For each line below with the word "done", write out a copy.

=-=-=-=-=

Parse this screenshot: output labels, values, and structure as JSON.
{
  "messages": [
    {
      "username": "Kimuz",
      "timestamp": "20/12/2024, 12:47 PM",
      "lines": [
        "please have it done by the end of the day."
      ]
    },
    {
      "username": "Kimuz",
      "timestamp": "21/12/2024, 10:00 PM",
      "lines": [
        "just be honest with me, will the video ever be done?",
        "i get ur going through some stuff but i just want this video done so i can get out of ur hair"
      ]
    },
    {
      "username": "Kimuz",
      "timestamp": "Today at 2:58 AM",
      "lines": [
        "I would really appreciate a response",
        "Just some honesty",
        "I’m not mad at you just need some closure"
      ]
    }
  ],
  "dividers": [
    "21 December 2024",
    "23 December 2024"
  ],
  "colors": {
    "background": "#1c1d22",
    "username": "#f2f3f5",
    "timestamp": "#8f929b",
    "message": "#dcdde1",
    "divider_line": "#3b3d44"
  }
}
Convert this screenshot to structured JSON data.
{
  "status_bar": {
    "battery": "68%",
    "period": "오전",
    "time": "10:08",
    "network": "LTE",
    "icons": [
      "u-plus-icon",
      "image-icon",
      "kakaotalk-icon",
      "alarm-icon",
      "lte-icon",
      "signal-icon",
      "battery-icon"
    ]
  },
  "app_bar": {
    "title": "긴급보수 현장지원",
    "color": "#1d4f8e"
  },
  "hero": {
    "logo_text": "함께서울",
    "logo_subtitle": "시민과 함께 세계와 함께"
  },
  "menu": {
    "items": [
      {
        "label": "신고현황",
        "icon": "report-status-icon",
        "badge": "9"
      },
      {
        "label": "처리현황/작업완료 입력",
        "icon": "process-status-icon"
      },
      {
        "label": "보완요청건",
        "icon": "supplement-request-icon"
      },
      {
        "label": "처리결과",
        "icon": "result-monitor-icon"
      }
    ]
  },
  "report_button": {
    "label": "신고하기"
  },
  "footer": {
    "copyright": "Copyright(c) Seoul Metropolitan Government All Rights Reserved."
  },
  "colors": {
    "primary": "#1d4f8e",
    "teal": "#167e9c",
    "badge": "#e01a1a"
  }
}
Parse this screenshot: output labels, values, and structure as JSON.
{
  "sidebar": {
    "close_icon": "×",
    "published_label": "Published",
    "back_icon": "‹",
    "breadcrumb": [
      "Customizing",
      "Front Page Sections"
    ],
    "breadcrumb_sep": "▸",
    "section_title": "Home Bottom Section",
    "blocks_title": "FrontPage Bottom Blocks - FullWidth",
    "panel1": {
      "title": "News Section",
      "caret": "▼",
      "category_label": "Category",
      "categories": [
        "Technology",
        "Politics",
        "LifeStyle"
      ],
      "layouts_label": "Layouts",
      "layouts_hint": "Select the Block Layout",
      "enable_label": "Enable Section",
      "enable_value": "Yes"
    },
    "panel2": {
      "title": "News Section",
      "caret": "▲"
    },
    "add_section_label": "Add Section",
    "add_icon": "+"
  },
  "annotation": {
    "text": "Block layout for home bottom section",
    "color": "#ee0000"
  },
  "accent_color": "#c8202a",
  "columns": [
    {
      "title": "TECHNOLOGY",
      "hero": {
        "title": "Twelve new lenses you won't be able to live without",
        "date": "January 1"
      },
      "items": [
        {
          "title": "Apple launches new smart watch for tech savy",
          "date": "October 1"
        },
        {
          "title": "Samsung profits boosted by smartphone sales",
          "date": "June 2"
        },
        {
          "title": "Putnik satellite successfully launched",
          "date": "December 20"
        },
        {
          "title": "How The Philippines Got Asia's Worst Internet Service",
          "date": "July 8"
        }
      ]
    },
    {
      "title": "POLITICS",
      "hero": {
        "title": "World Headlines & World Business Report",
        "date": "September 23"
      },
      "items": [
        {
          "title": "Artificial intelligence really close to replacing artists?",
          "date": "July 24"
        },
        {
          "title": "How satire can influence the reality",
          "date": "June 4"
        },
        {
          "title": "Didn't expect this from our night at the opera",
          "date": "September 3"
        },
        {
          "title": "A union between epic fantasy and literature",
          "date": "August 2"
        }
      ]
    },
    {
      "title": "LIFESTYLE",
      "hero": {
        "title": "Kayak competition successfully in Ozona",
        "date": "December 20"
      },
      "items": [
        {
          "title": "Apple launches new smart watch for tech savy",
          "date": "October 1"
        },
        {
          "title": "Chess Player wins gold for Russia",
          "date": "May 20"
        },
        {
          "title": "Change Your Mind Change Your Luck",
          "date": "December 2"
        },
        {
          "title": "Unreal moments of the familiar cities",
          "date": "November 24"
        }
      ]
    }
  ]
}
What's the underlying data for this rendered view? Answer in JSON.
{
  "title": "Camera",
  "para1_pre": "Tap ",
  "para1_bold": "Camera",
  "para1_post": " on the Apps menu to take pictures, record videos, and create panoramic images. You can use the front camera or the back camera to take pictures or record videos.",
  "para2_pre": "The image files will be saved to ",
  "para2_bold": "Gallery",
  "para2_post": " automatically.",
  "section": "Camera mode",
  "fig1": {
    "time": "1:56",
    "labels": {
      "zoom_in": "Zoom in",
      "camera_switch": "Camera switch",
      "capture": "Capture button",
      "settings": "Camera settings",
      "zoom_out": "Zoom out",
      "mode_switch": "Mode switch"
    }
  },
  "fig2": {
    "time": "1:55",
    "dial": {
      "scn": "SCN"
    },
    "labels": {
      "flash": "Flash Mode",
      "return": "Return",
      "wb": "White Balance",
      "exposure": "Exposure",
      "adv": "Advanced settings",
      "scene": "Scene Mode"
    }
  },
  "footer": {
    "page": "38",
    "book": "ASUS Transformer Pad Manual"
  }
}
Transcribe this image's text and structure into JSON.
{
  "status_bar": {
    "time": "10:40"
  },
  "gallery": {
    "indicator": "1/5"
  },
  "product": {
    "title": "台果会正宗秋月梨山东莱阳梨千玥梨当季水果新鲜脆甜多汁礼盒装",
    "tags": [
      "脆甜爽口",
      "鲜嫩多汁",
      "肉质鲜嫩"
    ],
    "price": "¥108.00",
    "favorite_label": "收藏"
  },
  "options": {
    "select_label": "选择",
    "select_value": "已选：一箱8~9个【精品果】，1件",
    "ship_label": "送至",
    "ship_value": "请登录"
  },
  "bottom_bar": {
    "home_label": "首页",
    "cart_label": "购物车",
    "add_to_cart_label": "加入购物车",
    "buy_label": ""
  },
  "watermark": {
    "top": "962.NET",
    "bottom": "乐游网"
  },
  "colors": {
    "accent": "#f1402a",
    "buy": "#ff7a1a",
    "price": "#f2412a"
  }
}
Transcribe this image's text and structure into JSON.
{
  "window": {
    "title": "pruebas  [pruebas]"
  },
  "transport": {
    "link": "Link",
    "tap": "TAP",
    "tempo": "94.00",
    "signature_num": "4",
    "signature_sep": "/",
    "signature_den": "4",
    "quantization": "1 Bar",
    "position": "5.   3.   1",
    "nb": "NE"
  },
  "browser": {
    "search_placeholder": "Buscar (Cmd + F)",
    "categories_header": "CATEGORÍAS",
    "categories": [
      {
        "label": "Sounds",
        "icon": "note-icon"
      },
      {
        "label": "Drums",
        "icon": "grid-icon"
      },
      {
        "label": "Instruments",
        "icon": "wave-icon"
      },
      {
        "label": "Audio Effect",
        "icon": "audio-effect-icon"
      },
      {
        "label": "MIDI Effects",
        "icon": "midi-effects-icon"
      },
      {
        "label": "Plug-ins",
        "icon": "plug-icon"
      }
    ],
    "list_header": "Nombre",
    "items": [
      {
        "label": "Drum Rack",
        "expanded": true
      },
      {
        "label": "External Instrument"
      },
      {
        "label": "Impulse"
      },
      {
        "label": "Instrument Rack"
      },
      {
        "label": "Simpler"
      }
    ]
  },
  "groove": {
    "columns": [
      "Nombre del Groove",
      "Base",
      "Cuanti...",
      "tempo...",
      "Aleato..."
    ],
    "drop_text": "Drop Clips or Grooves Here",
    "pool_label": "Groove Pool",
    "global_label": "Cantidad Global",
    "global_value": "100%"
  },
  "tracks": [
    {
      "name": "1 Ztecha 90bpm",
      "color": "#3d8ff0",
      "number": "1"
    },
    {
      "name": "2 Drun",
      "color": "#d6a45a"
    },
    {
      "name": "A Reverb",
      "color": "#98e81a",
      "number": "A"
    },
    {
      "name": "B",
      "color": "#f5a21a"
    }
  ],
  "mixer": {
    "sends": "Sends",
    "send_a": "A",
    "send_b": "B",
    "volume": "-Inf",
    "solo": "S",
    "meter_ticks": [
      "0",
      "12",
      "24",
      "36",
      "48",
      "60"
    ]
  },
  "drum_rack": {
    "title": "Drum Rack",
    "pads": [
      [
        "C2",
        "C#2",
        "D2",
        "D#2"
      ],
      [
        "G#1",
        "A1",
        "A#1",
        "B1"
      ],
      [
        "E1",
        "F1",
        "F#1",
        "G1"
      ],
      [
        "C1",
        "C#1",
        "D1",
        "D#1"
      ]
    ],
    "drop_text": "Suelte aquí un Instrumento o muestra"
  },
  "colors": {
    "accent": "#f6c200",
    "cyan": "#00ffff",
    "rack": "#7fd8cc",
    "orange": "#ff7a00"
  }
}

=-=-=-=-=

Task result
        "please have it done by the end of the day."
        "just be honest with me, will the video ever be done?",
        "i get ur going through some stuff but i just want this video done so i can get out of ur hair"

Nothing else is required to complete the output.